Let’s say years before meeting mother, father is enjoying his respite with a date. A carnival has come to the city. Not only a diversion from the quotidian but a cheap night out besides.
Perhaps this pair or group of friends the duo have hitched along are enticed by some game of skill. Okay. The prizes lure them. Gee-gaws as they knew them.
Initially I would’ve thought the allure marksmanship. But then I fully considered father and his times.
Growing up, wasn’t his the last era when the overwhelming majority of American hunters tracked game in order to provide sustenance rather than bag trophies? That family then only sought food, not wall-mounted conversation pieces. Of those times, father nor his brothers bragged. Nonetheless each proudly recalled those occasions when his stalking bore success.
Consequently those who went off to war seldom mentioned any enemy killed. Not even obliquely. At least father, his brothers, and those within their cohort never did within earshot.
So instead of demonstrating marksmanship with a .22 after years of handling an M1, I prefer imagining a slender father finding challenge in winning prizes by knocking over stacked weighted milk bottles with baseballs.
He played baseball as a boy but only became a fan when Jackie Robinson joined the Dodgers. The Brooklyn Dodgers.

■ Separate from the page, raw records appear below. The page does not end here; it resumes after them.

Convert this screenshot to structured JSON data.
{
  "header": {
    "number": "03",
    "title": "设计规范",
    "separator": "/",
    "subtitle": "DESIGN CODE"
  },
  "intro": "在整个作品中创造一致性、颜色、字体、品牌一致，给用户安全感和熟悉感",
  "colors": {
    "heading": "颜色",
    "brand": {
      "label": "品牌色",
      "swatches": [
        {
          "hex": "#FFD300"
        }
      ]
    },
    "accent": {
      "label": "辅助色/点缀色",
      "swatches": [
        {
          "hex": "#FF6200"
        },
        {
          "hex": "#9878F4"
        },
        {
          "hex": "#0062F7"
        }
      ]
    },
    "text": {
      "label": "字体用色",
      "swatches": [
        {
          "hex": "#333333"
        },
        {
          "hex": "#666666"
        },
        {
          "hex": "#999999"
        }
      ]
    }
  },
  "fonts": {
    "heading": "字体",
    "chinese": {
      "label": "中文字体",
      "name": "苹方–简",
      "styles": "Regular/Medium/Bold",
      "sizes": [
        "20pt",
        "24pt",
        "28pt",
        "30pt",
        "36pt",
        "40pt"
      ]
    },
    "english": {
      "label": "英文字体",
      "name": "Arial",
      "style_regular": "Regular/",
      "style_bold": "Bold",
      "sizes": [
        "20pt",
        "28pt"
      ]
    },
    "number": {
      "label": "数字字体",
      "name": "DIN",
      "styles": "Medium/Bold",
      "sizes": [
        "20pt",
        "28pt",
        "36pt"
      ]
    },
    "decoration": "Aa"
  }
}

Loquacious though rarely demonstrative, father’s description of those Ebbets Field afternoons put a listener born after the Dodgers’ desertion in catbird seats.
Therefore, baseballs and not .22 slugs it is.
Recognizable as he is, I see a much younger, just as father winding up before pitching. To baseball fans today that wind up must seem exaggerated and wasted motion. But that’s how they pitched then. Arms stretched above head, an extended leg or big kick before driving to the plate.
That’s the motion father used during our driveway sessions. In youth league I donned the tools of ignorance and served as our team’s catcher. Father coming over the top helped break in mitts and accustomed me to squatting.
Alas, I never became a Roy Campanella. Nor even a John Roseboro.
Father winds up and knocks over the requisite number of rigged bottles. Having done so expeditiously, he gets to choose from the top shelf prizes. Shining brightly ought have been the Ganesh.
The figurine would’ve caught his eye. Whose eye wouldn’t it have caught?
Homogenized as America was then, the Ganesh must’ve appeared otherworldly. How it wound up on the top shelf of a carnival attraction is easy.
Some dogface having served in the China-Burma-India Theater likely brought it back as a war souvenir. Demobbed, he needed folding cash. He found a pawn shop or an antiques store willing to give a returning vet a few bucks for a “genuine Hindoo artifact.”
Who can’t see that thing catching dust until some carnival sharpie spies it? Strangeness alone makes it attractive. Slap an “object from the mysterious East rumored to possess mysterious powers” pitch on it and a public susceptible to fantasy after years of inhumanity gazes upon and may desire the relic.
How easy will it be to possess only after upending three lead bottles. How easy was it? That is if that’s the story.
Attain it as he did, father captured an idol of multitudes. Not many can be said to have accomplished that.